Researchers from Birmingham will have access to the most impressive and advanced nuclear physics research facility in the world as the UK has today officially become part of a €1.6 billion* international project that will become to nuclear physics what CERN is to particle physics.
The Science and Technology Facilities Council (STFC) has today (3 May 2013) signed an agreement that makes the UK an associate member of FAIR (Facility for Antiproton and Ion Research) currently under construction next to the GSI Helmholtz Centre for Heavy Ion Research, in Darmstadt, Germany.
Professor John Womersley, Chief Executive at STFC, said: “The advances in technology that will result from our scientists’ work on this hugely challenging project will be a real asset to the UK in terms of economic and societal benefits.”
The UK’s new member status at FAIR creates an opportunity for UK nuclear physics scientists to work at the cutting edge in the development of new and innovative applications, such as in brand new techniques for cancer therapy; in the study of the high-radiation conditions found in space which will be taken into account in future manned space missions; and in the development of nuclear-fusion energy as a long-term solution to dealing with climate change.
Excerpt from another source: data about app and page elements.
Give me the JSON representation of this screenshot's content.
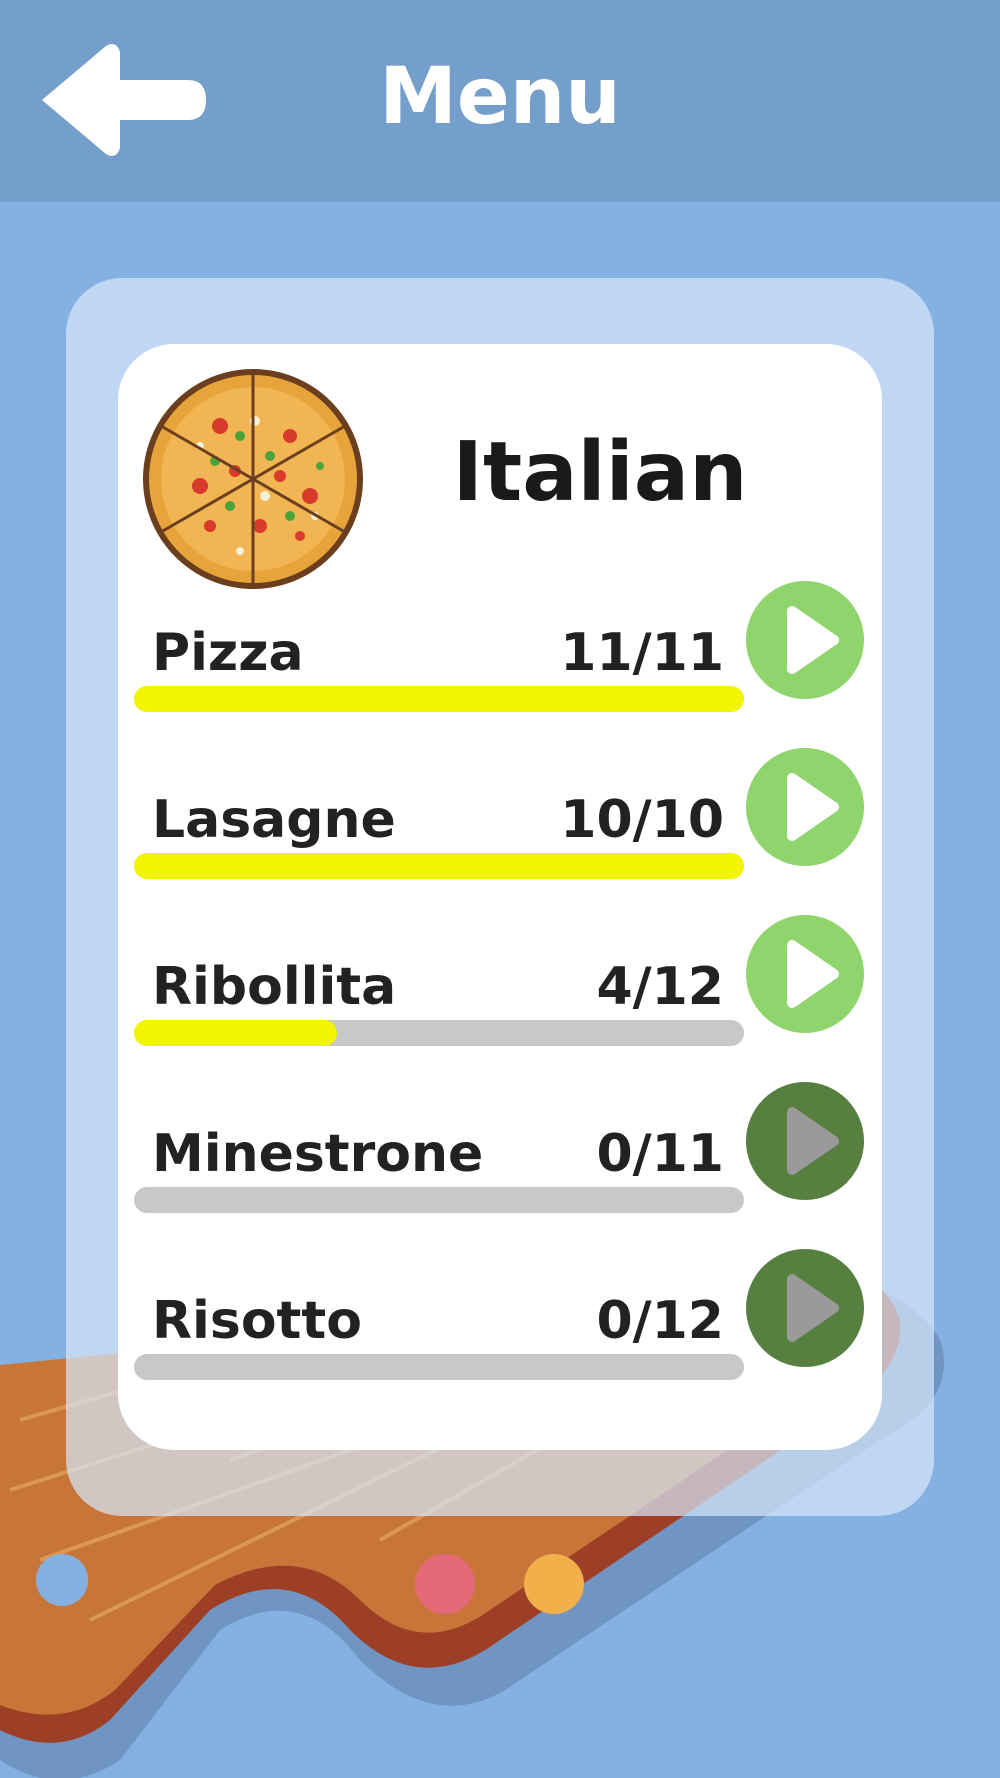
{
  "header": {
    "title": "Menu",
    "back_icon": "arrow-left-icon"
  },
  "category": {
    "title": "Italian",
    "image": "pizza-image"
  },
  "dishes": [
    {
      "name": "Pizza",
      "progress_text": "11/11",
      "completed": 11,
      "total": 11,
      "fraction": 1.0,
      "unlocked": true
    },
    {
      "name": "Lasagne",
      "progress_text": "10/10",
      "completed": 10,
      "total": 10,
      "fraction": 1.0,
      "unlocked": true
    },
    {
      "name": "Ribollita",
      "progress_text": "4/12",
      "completed": 4,
      "total": 12,
      "fraction": 0.333,
      "unlocked": true
    },
    {
      "name": "Minestrone",
      "progress_text": "0/11",
      "completed": 0,
      "total": 11,
      "fraction": 0.0,
      "unlocked": false
    },
    {
      "name": "Risotto",
      "progress_text": "0/12",
      "completed": 0,
      "total": 12,
      "fraction": 0.0,
      "unlocked": false
    }
  ],
  "colors": {
    "background": "#85b1e2",
    "header": "#759fcb",
    "progress_fill": "#f3f400",
    "progress_track": "#c8c8c6",
    "play_enabled": "#90d46d",
    "play_disabled": "#567f40"
  }
}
Professor Womersley went on to say: “The UK’s associate member status at FAIR will ensure that we play a leading role in the development of this ground-breaking international project, and that our researchers will have access to the latest, most advanced research facilities. STFC is the UK sponsor of nuclear physics and this milestone helps keep the UK science programme at the forefront internationally. FAIR will be the world’s most important nuclear physics research facility for many years to come making this a very exciting time to be involved in this area of research. It will most certainly provide vital inspiration for our young nuclear physicists and engineers of the future.”
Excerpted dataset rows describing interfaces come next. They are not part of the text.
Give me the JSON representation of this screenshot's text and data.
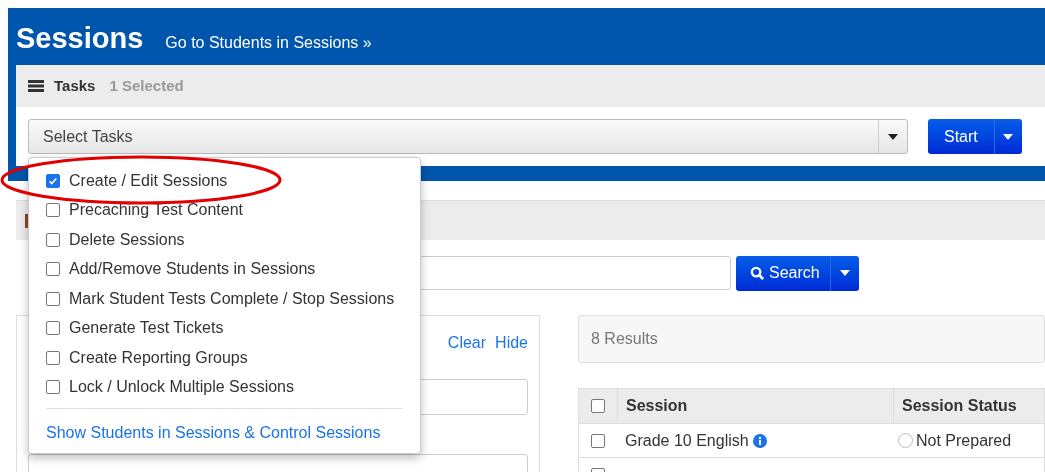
{
  "header": {
    "title": "Sessions",
    "link": "Go to Students in Sessions »"
  },
  "tasks": {
    "title": "Tasks",
    "selected_count": "1 Selected",
    "select": {
      "placeholder": "Select Tasks"
    },
    "start_button": "Start",
    "menu": {
      "items": [
        {
          "label": "Create / Edit Sessions",
          "checked": true,
          "highlighted": true
        },
        {
          "label": "Precaching Test Content",
          "checked": false,
          "highlighted": false
        },
        {
          "label": "Delete Sessions",
          "checked": false,
          "highlighted": false
        },
        {
          "label": "Add/Remove Students in Sessions",
          "checked": false,
          "highlighted": false
        },
        {
          "label": "Mark Student Tests Complete / Stop Sessions",
          "checked": false,
          "highlighted": false
        },
        {
          "label": "Generate Test Tickets",
          "checked": false,
          "highlighted": false
        },
        {
          "label": "Create Reporting Groups",
          "checked": false,
          "highlighted": false
        },
        {
          "label": "Lock / Unlock Multiple Sessions",
          "checked": false,
          "highlighted": false
        }
      ],
      "footer_link": "Show Students in Sessions & Control Sessions"
    }
  },
  "search": {
    "button": "Search"
  },
  "filters": {
    "links": [
      "Clear",
      "Hide"
    ]
  },
  "results": {
    "count": "8 Results",
    "table": {
      "columns": [
        "Session",
        "Session Status"
      ],
      "header_checked": false,
      "rows": [
        {
          "session": "Grade 10 English",
          "status": "Not Prepared",
          "checked": false
        },
        {
          "checked": false
        }
      ]
    }
  }
}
Martin Freer, Professor of Nuclear Physics, who will lead on the project for the University of Birmingham, said: ‘The University of Birmingham is involved in the construction of one of the biggest projects at FAIR, the R3B detector. As part of a UK collaboration we are constructing a detection system which will allow us to synthesise and study the most exotic nuclei known to man which are only found in nature is the cataclysmic supernovae which occur when stars blow themselves to pieces at the end of their life cycle. This element of the broader UK’s involvement is a £5M detector funded by the STFC. It is a fantastic opportunity to explore the science of nuclear physics at the limits of our knowledge – the UK becoming an associate member of FAIR cements this opportunity.’
Nuclear physics research is already responsible for a host of world changing applications across many areas of our lives, such as providing the technology behind MRI scanners in hospitals, in the early detection of brain tumours and cancer therapy, as well as in anti-terrorism security applications.
With first experiments on track to commence later this decade, fundamental research at FAIR will make huge strides towards our understanding of the universe. It will reveal findings about so far unknown states of matter and still missing information about the creation of the Universe 13.8 billion years ago. But as well as seeing the smallest things researchers will also get to understand the biggest things, such as about supernovae of stars, and the elements that might exist for only a fraction of a second on their surface as they explode. Nuclear physicists dream of understanding the structure and synthesis of all nuclear species that are known to contribute to over 99% of the mass of the known universe.
Once fully complete, FAIR will have a high energy and high intensity accelerator complex, with several storage rings and 3.5km of beam-lines, and will provide antiproton and ion beams with unprecedented intensity and quality.
FAIR will consist of 4 main large experiments, and the UK’s participation at FAIR is predominantly through its £10M contribution to the construction of one of these – NUSTAR (NUclear STructure, Astrophysics and Reactions). It is also in recognition of the input the UK is making to projects at FAIR and its science programme.
NUSTAR is responsible for the production of state-of-the art instrumentation to create and study the decays of the extraordinarily rare nuclear species that will be created at FAIR. As part of NUSTAR, the UK has already made major contributions to the world’s most powerful nuclear microscope, the AGATA spectrometer, a thousand times more sensitive than any previous detector of its kind built. Developed by STFC’s Nuclear Physics Group and a group of six UK Universities funded by STFC, AGATA is designed to answer some of the most fundamental questions about our universe. It has very recently completed its first sets of experiments and can be moved and operated at different facilities across Europe. The exciting potential of this spectrometer led to the creation of the international AGATA collaboration of 12 European countries involving 40 institutions.
Professor John Simpson, Head of STFC’s Nuclear Physics Group and spokesperson for AGATA, said: “The UK’s membership at FAIR is not only a great opportunity to demonstrate the UK’s world leading expertise in nuclear physics, but also ensures the future of world leading nuclear science research in the UK. As a member state of FAIR, the UK will benefit enormously from the collaborative and creative spirit engendered through the internationally-conceived research programmes. There will also be built-in opportunities to contribute to and profit from new technologies.”
FAIR will be funded 75% by Germany and 25% by other collaborating countries, including Russia and India, in addition to other European states. The new facility, where various physics programs can be operated in parallel, will offer outstanding research opportunities and discovery potential for about 3000 scientists from about 50 countries